Collection entries
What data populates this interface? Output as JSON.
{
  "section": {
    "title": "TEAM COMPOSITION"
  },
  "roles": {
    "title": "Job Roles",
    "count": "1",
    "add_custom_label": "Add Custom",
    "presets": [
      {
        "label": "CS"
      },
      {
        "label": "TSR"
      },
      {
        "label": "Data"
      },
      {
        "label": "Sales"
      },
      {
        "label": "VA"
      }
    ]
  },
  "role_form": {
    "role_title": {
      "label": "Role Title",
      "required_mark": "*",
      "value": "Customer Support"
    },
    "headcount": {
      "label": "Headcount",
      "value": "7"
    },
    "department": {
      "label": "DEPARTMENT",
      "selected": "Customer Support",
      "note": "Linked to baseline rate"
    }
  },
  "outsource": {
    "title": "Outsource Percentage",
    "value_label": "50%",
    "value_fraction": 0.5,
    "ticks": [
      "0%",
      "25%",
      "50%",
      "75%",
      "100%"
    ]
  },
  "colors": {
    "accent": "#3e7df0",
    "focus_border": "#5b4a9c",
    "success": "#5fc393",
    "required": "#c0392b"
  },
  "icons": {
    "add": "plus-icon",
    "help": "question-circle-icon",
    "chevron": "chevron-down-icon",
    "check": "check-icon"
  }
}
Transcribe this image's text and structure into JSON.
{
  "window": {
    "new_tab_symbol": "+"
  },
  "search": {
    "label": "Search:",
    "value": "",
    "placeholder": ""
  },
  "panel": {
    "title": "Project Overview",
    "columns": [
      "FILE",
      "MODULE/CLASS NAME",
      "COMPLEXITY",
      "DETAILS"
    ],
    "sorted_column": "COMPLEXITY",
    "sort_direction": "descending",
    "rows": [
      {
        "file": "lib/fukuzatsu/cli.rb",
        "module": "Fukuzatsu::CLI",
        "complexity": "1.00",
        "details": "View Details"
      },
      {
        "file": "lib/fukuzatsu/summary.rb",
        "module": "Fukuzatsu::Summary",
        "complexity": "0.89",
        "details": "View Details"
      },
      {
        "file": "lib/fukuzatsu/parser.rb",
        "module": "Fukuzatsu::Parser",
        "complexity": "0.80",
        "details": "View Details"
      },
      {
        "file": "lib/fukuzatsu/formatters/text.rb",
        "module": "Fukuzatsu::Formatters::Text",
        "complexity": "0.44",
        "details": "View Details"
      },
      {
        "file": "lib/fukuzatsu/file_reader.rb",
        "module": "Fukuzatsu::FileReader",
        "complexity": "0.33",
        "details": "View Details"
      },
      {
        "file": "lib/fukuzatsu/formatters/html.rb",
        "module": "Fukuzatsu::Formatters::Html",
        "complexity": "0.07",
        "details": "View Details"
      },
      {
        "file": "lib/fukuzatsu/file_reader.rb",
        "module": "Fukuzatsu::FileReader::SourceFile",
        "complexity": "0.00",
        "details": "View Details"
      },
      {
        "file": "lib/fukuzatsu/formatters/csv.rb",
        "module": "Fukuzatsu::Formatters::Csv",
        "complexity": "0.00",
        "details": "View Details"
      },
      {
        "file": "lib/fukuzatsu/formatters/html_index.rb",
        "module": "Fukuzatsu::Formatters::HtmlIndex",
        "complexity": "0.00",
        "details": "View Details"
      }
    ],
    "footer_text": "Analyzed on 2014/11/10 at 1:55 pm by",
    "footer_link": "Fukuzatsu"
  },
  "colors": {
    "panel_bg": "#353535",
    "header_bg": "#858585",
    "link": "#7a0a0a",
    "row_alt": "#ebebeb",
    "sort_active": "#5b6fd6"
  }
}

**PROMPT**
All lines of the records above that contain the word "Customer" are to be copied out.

**EXPECTED ANSWER**
      "value": "Customer Support"
      "selected": "Customer Support",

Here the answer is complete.